With the new make-up of the NLRB resulting in three Republicans sitting on the Board there is no doubt in my mind that the Specialty Healthcare standard in determining appropriate bargaining units will be one of the first of the “new standards” to disappear.
For those of us who have practiced before the NLRB for many years, the ruling in this case made absolutely no sense given the history of unit determination policy under the Act. This is especially so in healthcare settings where Congress dictated that there should not be a proliferation of bargaining units. Indeed, the NLRB has gone to extremes in the application of Specialty Healthcare, as noted in the 2016 decision of Exemplar, Inc., Case 20-RC-149999, in which the NLRB approved the Union’s desire to include janitors at 2 separate sites, in the same bargaining unit, despite the fact there was no evidence of functional integration or employee interchange between the facilities, contrary to long-standing multi-facility analysis. Again, such an approach simply undermines a long history regarding the application of the law in this area, for no legitimate reason. The only reason that this doctrine is in existence is that it made organizing easier for labor organizations. But making organizing easier for Unions is not the purpose and policy behind the NLRA. It is about employee free choice and what employees desire in the workplace, not what Unions desire.
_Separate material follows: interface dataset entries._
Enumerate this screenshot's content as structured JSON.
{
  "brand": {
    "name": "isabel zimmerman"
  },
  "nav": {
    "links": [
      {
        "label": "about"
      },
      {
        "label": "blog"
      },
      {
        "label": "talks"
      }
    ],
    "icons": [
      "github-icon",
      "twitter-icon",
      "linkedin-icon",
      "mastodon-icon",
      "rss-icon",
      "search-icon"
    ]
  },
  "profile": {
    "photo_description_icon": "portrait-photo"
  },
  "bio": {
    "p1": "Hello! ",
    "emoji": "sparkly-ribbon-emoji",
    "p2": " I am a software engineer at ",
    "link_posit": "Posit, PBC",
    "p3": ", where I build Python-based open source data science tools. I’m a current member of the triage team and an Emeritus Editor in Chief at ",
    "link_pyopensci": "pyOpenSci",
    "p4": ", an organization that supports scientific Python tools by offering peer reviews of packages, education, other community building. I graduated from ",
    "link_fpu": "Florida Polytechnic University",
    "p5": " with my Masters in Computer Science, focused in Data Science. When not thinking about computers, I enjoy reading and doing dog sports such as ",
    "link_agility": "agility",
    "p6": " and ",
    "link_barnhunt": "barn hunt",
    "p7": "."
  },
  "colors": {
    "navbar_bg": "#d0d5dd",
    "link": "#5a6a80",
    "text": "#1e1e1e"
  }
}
So, I am extremely hopeful that this doctrine will soon disappear as it has done nothing to enhance the labor environment.